**What to work on**
Check every line of the data for the word "icon", and copy those that have it.

**Records provided**
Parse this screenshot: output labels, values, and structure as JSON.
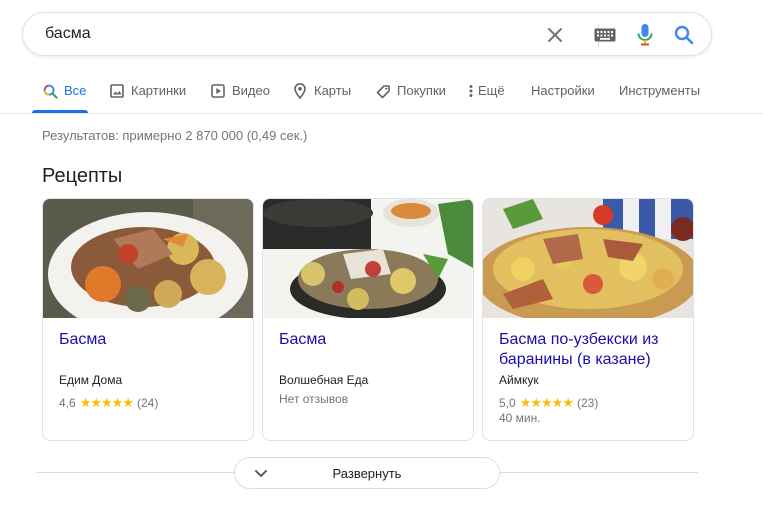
{
  "search": {
    "query": "басма"
  },
  "tabs": [
    {
      "label": "Все",
      "icon": "search-icon",
      "active": true
    },
    {
      "label": "Картинки",
      "icon": "image-icon"
    },
    {
      "label": "Видео",
      "icon": "play-icon"
    },
    {
      "label": "Карты",
      "icon": "map-pin-icon"
    },
    {
      "label": "Покупки",
      "icon": "tag-icon"
    },
    {
      "label": "Ещё",
      "icon": "more-vert-icon"
    },
    {
      "label": "Настройки"
    },
    {
      "label": "Инструменты"
    }
  ],
  "result_stats": "Результатов: примерно 2 870 000 (0,49 сек.)",
  "recipes": {
    "title": "Рецепты",
    "cards": [
      {
        "title": "Басма",
        "source": "Едим Дома",
        "rating": "4,6",
        "stars": "★★★★★",
        "reviews": "(24)"
      },
      {
        "title": "Басма",
        "source": "Волшебная Еда",
        "no_reviews": "Нет отзывов"
      },
      {
        "title": "Басма по-узбекски из баранины (в казане)",
        "source": "Аймкук",
        "rating": "5,0",
        "stars": "★★★★★",
        "reviews": "(23)",
        "time": "40 мин."
      }
    ],
    "expand_label": "Развернуть"
  },
  "colors": {
    "link": "#1a0dab",
    "accent": "#1a73e8",
    "star": "#fbbc04"
  }
}
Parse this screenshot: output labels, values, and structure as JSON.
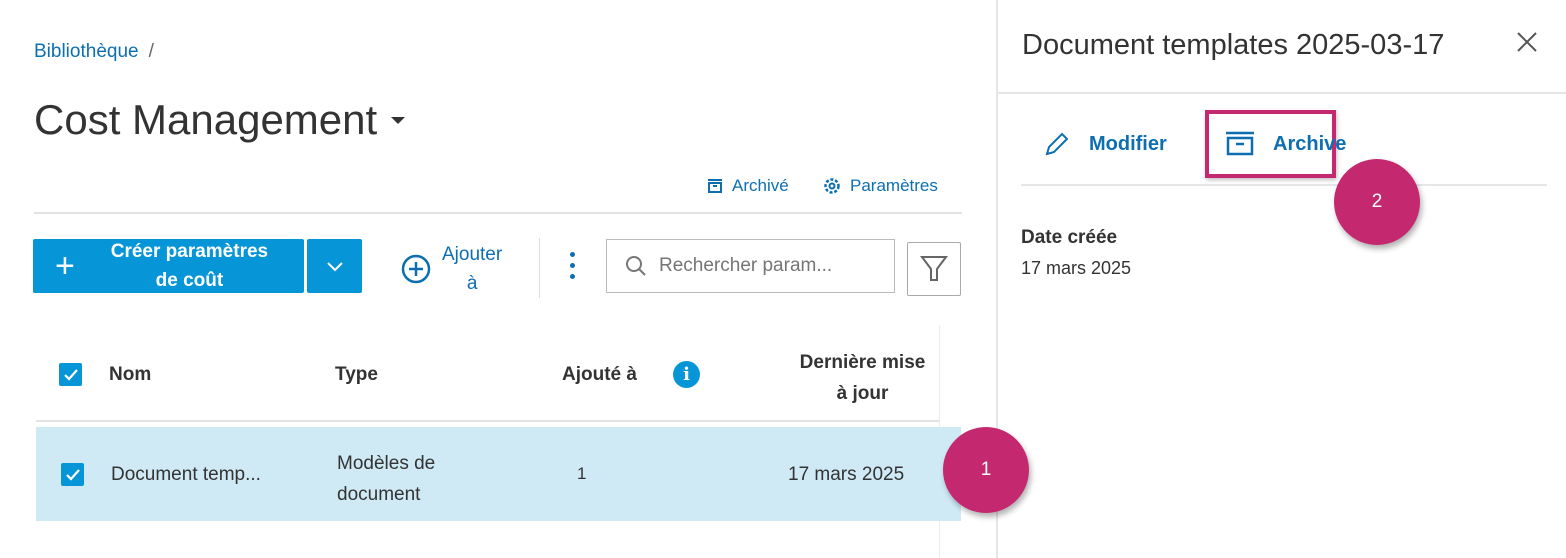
{
  "breadcrumb": {
    "root": "Bibliothèque",
    "separator": "/"
  },
  "page_title": "Cost Management",
  "top_links": {
    "archived": "Archivé",
    "settings": "Paramètres"
  },
  "toolbar": {
    "create_label_1": "Créer paramètres",
    "create_label_2": "de coût",
    "add_to_1": "Ajouter",
    "add_to_2": "à",
    "search_placeholder": "Rechercher param..."
  },
  "table": {
    "headers": {
      "name": "Nom",
      "type": "Type",
      "added_to": "Ajouté à",
      "updated_1": "Dernière mise",
      "updated_2": "à jour"
    },
    "rows": [
      {
        "name": "Document temp...",
        "type_1": "Modèles de",
        "type_2": "document",
        "added_to": "1",
        "updated": "17 mars 2025"
      }
    ]
  },
  "panel": {
    "title": "Document templates 2025-03-17",
    "edit": "Modifier",
    "archive": "Archive",
    "date_label": "Date créée",
    "date_value": "17 mars 2025"
  },
  "markers": [
    "1",
    "2"
  ],
  "colors": {
    "accent": "#0696d7",
    "link": "#0e6fb0",
    "marker": "#c4286f",
    "selected_row": "#cfe9f5"
  }
}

**Solution for this problem**
      "icon": "search-icon",
      "icon": "image-icon"
      "icon": "play-icon"
      "icon": "map-pin-icon"
      "icon": "tag-icon"
      "icon": "more-vert-icon"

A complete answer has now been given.